======== DATA RECORDS ========
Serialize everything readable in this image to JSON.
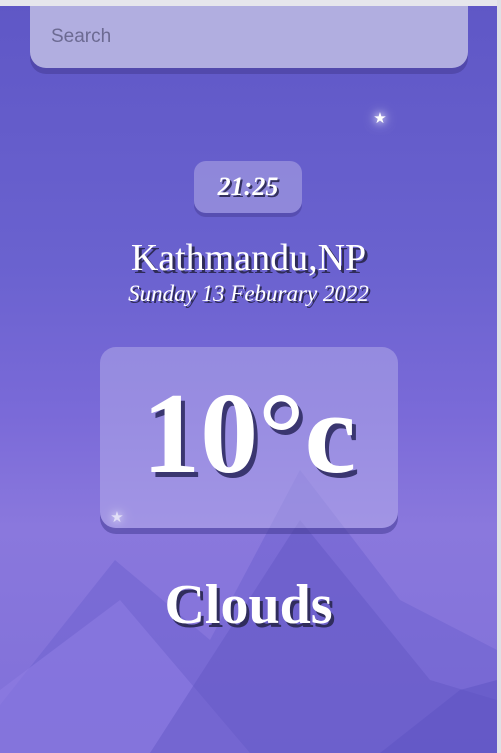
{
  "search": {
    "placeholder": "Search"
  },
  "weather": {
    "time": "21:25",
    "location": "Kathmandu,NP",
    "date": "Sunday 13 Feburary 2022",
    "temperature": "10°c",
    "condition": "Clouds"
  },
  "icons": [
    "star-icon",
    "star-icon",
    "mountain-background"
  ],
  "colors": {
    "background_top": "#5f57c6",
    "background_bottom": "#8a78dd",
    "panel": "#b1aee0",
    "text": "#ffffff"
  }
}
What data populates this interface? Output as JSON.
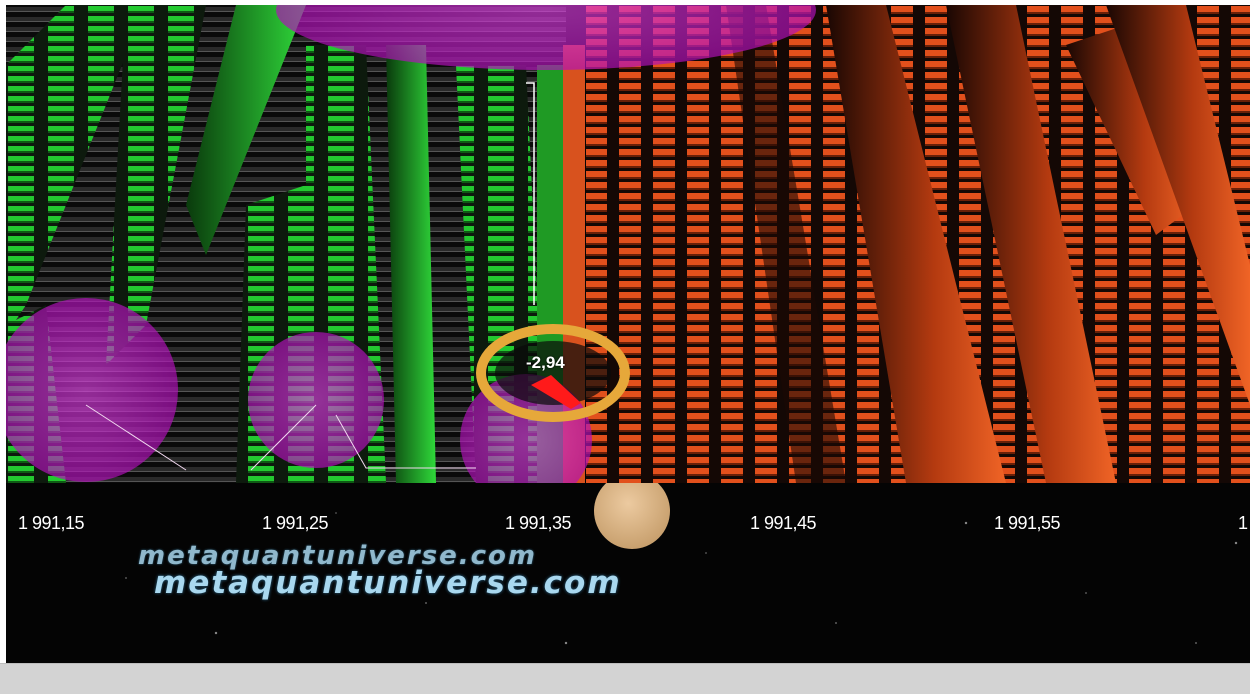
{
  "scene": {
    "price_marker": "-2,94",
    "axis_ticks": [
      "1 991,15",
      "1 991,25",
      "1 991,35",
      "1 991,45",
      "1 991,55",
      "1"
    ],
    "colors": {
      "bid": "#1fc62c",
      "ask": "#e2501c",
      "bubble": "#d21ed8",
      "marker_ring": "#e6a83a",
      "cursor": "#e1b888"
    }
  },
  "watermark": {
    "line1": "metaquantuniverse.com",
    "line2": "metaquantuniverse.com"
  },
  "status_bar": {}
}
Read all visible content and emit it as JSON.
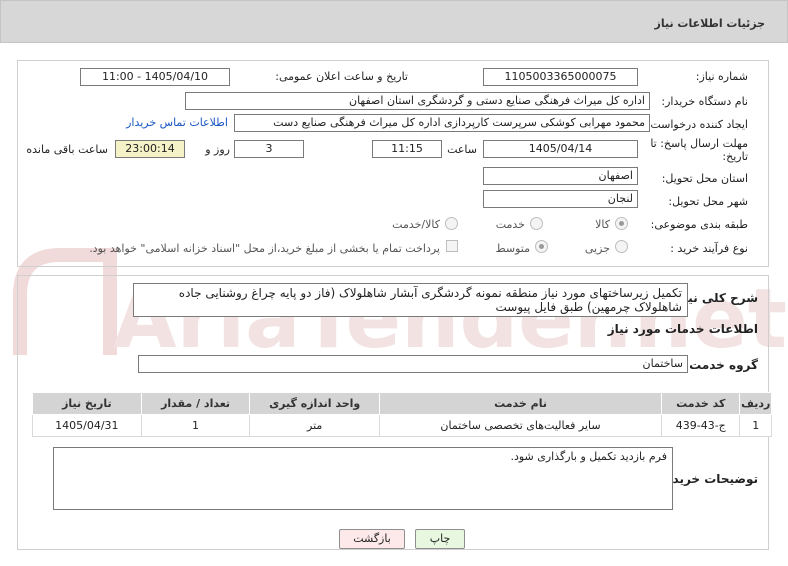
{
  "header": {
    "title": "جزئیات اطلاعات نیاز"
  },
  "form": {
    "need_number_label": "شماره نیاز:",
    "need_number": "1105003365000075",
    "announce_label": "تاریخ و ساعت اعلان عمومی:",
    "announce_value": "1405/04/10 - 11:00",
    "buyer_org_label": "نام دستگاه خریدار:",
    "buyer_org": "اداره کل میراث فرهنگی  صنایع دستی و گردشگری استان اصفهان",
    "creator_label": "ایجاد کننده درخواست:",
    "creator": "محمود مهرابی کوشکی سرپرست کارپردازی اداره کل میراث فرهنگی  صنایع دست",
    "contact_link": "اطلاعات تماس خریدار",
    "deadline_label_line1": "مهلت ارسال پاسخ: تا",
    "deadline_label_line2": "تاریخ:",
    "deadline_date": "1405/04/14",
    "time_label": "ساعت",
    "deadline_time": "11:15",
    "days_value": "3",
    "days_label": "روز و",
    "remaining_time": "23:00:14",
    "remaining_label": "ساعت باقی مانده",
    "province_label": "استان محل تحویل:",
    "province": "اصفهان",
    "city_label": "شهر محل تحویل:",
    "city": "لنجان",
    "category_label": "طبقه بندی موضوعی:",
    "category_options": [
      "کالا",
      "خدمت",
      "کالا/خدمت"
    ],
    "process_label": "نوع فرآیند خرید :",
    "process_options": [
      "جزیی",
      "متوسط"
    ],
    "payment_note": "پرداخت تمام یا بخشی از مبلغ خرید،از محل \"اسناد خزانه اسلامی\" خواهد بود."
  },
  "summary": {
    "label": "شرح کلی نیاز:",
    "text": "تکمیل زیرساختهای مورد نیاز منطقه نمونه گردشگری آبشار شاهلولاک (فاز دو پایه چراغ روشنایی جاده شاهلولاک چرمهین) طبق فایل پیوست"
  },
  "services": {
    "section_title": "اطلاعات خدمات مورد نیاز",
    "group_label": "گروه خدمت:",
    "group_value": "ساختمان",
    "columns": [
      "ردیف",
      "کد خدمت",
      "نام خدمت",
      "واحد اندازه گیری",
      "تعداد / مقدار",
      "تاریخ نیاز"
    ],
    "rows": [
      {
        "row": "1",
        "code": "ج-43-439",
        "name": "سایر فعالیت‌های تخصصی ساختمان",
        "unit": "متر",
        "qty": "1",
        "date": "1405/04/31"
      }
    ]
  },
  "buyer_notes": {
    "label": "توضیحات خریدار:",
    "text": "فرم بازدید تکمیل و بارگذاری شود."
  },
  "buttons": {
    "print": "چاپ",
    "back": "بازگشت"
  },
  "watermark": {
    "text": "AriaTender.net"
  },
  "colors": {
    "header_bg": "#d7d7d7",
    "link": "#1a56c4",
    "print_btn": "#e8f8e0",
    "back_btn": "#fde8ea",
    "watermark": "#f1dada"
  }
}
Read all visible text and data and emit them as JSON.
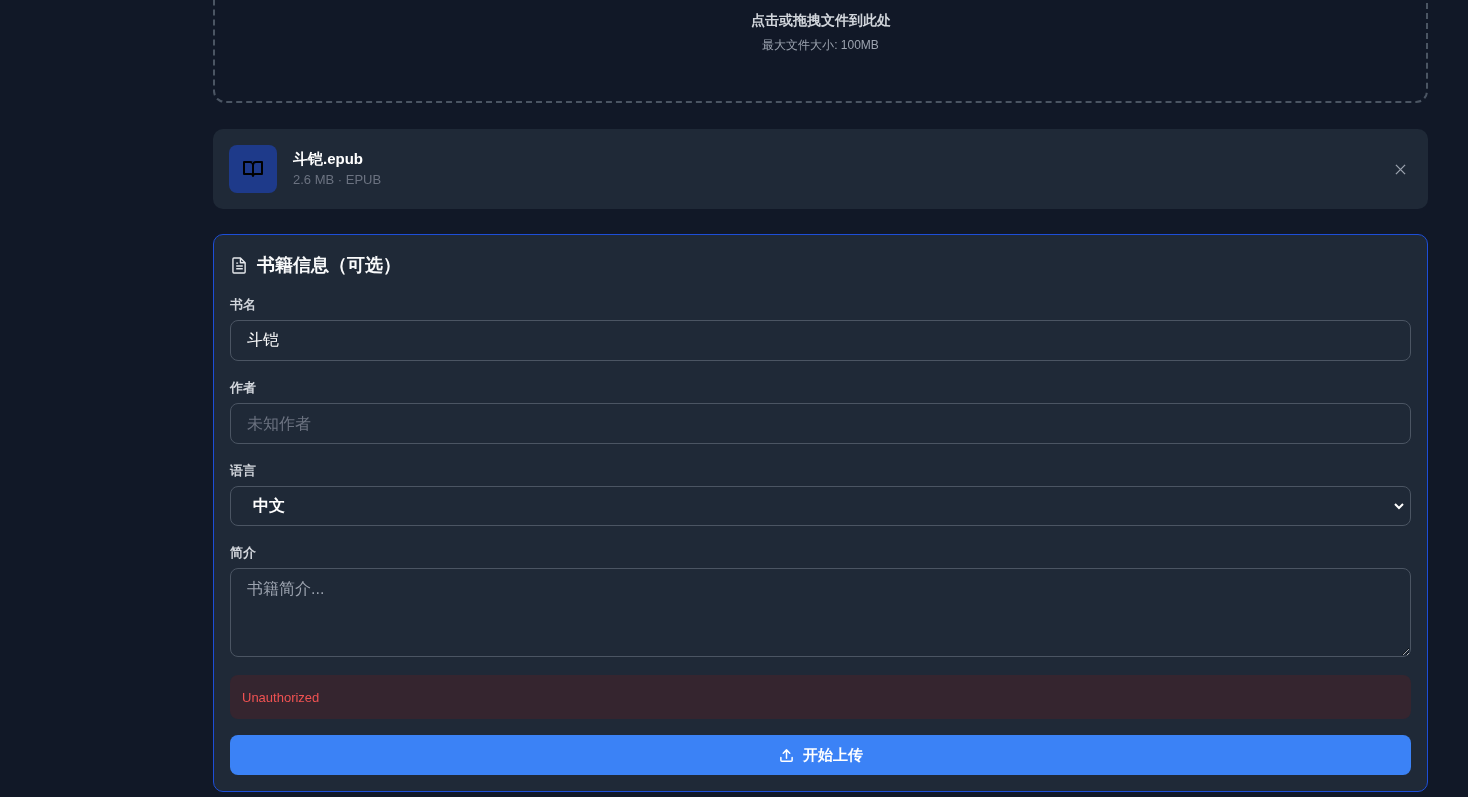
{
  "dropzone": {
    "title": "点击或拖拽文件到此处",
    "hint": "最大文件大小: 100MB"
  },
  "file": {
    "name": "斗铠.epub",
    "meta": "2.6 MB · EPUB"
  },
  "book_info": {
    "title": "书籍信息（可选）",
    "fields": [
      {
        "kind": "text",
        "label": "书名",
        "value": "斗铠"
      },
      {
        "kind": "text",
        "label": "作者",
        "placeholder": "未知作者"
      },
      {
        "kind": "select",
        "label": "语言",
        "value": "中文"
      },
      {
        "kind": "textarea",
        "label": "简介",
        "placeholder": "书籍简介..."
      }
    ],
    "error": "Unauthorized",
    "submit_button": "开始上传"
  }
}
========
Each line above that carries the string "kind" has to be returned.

ANSWER BELOW =>
        "kind": "text",
        "kind": "text",
        "kind": "select",
        "kind": "textarea",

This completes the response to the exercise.